All of these records need to be duplicated exactly.

[[ Input data open ]]

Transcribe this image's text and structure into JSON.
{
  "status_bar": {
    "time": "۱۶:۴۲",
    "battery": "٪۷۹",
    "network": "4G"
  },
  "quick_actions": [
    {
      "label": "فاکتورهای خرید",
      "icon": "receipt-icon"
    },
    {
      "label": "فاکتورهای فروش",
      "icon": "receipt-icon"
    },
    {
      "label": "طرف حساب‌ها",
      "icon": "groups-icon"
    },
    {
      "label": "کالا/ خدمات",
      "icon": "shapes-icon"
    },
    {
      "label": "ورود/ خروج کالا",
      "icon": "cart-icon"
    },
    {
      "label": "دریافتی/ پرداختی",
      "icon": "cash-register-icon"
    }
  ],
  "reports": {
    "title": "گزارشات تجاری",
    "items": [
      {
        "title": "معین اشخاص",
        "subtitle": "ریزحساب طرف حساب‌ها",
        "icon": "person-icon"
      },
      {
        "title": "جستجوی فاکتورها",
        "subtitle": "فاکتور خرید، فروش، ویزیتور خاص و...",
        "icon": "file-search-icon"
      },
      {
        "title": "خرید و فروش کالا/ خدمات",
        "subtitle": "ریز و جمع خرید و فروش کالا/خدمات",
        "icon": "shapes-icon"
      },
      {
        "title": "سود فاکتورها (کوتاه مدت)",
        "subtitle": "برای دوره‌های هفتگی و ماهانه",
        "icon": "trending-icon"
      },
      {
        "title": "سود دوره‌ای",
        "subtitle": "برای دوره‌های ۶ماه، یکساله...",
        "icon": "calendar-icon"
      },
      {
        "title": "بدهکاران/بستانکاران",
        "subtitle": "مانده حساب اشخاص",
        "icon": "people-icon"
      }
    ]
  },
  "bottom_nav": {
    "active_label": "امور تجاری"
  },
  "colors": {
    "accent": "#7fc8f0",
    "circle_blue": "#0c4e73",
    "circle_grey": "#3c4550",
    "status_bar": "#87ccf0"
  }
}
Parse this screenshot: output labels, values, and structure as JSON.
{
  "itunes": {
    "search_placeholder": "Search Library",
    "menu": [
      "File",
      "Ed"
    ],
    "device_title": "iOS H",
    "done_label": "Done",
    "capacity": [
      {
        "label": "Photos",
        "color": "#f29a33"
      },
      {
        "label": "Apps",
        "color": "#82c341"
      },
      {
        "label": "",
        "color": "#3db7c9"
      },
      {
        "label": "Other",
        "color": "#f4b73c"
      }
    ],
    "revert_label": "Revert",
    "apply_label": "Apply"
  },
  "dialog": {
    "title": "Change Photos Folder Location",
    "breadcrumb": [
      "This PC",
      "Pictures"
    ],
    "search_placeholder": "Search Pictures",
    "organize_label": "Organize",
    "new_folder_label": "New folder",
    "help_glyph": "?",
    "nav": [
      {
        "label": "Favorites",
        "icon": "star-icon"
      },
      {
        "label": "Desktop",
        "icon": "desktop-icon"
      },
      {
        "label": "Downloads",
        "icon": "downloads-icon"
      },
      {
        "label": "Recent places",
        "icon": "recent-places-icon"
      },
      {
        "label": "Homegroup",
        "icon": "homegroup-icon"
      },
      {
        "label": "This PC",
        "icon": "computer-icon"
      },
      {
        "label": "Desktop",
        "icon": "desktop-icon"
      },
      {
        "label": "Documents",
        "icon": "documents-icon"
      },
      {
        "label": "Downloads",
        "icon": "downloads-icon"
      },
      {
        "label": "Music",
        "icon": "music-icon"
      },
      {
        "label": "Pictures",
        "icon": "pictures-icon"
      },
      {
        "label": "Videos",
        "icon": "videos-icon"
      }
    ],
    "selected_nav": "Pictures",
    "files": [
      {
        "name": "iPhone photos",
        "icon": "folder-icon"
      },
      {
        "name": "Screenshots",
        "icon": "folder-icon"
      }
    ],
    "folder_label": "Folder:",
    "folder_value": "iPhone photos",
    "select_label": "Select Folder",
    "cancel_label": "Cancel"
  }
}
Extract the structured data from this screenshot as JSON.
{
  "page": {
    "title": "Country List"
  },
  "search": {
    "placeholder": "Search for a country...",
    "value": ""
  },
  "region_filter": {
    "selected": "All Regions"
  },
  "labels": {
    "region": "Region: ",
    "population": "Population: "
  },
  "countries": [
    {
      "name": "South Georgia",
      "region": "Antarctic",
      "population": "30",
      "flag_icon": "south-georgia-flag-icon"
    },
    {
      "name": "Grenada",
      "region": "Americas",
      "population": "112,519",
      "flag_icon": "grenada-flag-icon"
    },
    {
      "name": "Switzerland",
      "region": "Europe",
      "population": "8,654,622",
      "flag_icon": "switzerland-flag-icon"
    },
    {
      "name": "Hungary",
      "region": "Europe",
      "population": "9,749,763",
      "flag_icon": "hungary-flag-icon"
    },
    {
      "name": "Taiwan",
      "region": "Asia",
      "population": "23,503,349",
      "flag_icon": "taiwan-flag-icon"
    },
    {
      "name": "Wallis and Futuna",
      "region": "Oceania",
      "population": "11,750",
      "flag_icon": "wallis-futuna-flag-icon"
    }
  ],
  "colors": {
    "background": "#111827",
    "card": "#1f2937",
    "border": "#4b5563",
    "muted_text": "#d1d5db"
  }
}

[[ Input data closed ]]

**Answer to this exercise**
Transcribe this image's text and structure into JSON.
{
  "status_bar": {
    "time": "۱۶:۴۲",
    "battery": "٪۷۹",
    "network": "4G"
  },
  "quick_actions": [
    {
      "label": "فاکتورهای خرید",
      "icon": "receipt-icon"
    },
    {
      "label": "فاکتورهای فروش",
      "icon": "receipt-icon"
    },
    {
      "label": "طرف حساب‌ها",
      "icon": "groups-icon"
    },
    {
      "label": "کالا/ خدمات",
      "icon": "shapes-icon"
    },
    {
      "label": "ورود/ خروج کالا",
      "icon": "cart-icon"
    },
    {
      "label": "دریافتی/ پرداختی",
      "icon": "cash-register-icon"
    }
  ],
  "reports": {
    "title": "گزارشات تجاری",
    "items": [
      {
        "title": "معین اشخاص",
        "subtitle": "ریزحساب طرف حساب‌ها",
        "icon": "person-icon"
      },
      {
        "title": "جستجوی فاکتورها",
        "subtitle": "فاکتور خرید، فروش، ویزیتور خاص و...",
        "icon": "file-search-icon"
      },
      {
        "title": "خرید و فروش کالا/ خدمات",
        "subtitle": "ریز و جمع خرید و فروش کالا/خدمات",
        "icon": "shapes-icon"
      },
      {
        "title": "سود فاکتورها (کوتاه مدت)",
        "subtitle": "برای دوره‌های هفتگی و ماهانه",
        "icon": "trending-icon"
      },
      {
        "title": "سود دوره‌ای",
        "subtitle": "برای دوره‌های ۶ماه، یکساله...",
        "icon": "calendar-icon"
      },
      {
        "title": "بدهکاران/بستانکاران",
        "subtitle": "مانده حساب اشخاص",
        "icon": "people-icon"
      }
    ]
  },
  "bottom_nav": {
    "active_label": "امور تجاری"
  },
  "colors": {
    "accent": "#7fc8f0",
    "circle_blue": "#0c4e73",
    "circle_grey": "#3c4550",
    "status_bar": "#87ccf0"
  }
}
Parse this screenshot: output labels, values, and structure as JSON.
{
  "itunes": {
    "search_placeholder": "Search Library",
    "menu": [
      "File",
      "Ed"
    ],
    "device_title": "iOS H",
    "done_label": "Done",
    "capacity": [
      {
        "label": "Photos",
        "color": "#f29a33"
      },
      {
        "label": "Apps",
        "color": "#82c341"
      },
      {
        "label": "",
        "color": "#3db7c9"
      },
      {
        "label": "Other",
        "color": "#f4b73c"
      }
    ],
    "revert_label": "Revert",
    "apply_label": "Apply"
  },
  "dialog": {
    "title": "Change Photos Folder Location",
    "breadcrumb": [
      "This PC",
      "Pictures"
    ],
    "search_placeholder": "Search Pictures",
    "organize_label": "Organize",
    "new_folder_label": "New folder",
    "help_glyph": "?",
    "nav": [
      {
        "label": "Favorites",
        "icon": "star-icon"
      },
      {
        "label": "Desktop",
        "icon": "desktop-icon"
      },
      {
        "label": "Downloads",
        "icon": "downloads-icon"
      },
      {
        "label": "Recent places",
        "icon": "recent-places-icon"
      },
      {
        "label": "Homegroup",
        "icon": "homegroup-icon"
      },
      {
        "label": "This PC",
        "icon": "computer-icon"
      },
      {
        "label": "Desktop",
        "icon": "desktop-icon"
      },
      {
        "label": "Documents",
        "icon": "documents-icon"
      },
      {
        "label": "Downloads",
        "icon": "downloads-icon"
      },
      {
        "label": "Music",
        "icon": "music-icon"
      },
      {
        "label": "Pictures",
        "icon": "pictures-icon"
      },
      {
        "label": "Videos",
        "icon": "videos-icon"
      }
    ],
    "selected_nav": "Pictures",
    "files": [
      {
        "name": "iPhone photos",
        "icon": "folder-icon"
      },
      {
        "name": "Screenshots",
        "icon": "folder-icon"
      }
    ],
    "folder_label": "Folder:",
    "folder_value": "iPhone photos",
    "select_label": "Select Folder",
    "cancel_label": "Cancel"
  }
}
Extract the structured data from this screenshot as JSON.
{
  "page": {
    "title": "Country List"
  },
  "search": {
    "placeholder": "Search for a country...",
    "value": ""
  },
  "region_filter": {
    "selected": "All Regions"
  },
  "labels": {
    "region": "Region: ",
    "population": "Population: "
  },
  "countries": [
    {
      "name": "South Georgia",
      "region": "Antarctic",
      "population": "30",
      "flag_icon": "south-georgia-flag-icon"
    },
    {
      "name": "Grenada",
      "region": "Americas",
      "population": "112,519",
      "flag_icon": "grenada-flag-icon"
    },
    {
      "name": "Switzerland",
      "region": "Europe",
      "population": "8,654,622",
      "flag_icon": "switzerland-flag-icon"
    },
    {
      "name": "Hungary",
      "region": "Europe",
      "population": "9,749,763",
      "flag_icon": "hungary-flag-icon"
    },
    {
      "name": "Taiwan",
      "region": "Asia",
      "population": "23,503,349",
      "flag_icon": "taiwan-flag-icon"
    },
    {
      "name": "Wallis and Futuna",
      "region": "Oceania",
      "population": "11,750",
      "flag_icon": "wallis-futuna-flag-icon"
    }
  ],
  "colors": {
    "background": "#111827",
    "card": "#1f2937",
    "border": "#4b5563",
    "muted_text": "#d1d5db"
  }
}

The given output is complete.